Could you filter the records below down to the lines that include the word "subtitle"?

+++ THE INPUT

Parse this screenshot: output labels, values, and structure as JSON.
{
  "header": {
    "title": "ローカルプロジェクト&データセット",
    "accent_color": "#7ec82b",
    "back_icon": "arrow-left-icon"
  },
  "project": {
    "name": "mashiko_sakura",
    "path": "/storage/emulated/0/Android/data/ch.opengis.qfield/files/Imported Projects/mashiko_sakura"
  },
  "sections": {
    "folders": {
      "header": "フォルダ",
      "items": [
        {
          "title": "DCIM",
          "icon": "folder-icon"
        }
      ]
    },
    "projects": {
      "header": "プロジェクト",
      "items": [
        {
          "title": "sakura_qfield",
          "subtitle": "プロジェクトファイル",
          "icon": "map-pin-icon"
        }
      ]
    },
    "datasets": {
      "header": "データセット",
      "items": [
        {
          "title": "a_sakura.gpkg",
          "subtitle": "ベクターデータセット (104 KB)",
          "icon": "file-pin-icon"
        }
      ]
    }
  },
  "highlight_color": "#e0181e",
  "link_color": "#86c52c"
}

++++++

§ **ANSWER TO THE EXERCISE**
          "subtitle": "プロジェクトファイル",
          "subtitle": "ベクターデータセット (104 KB)",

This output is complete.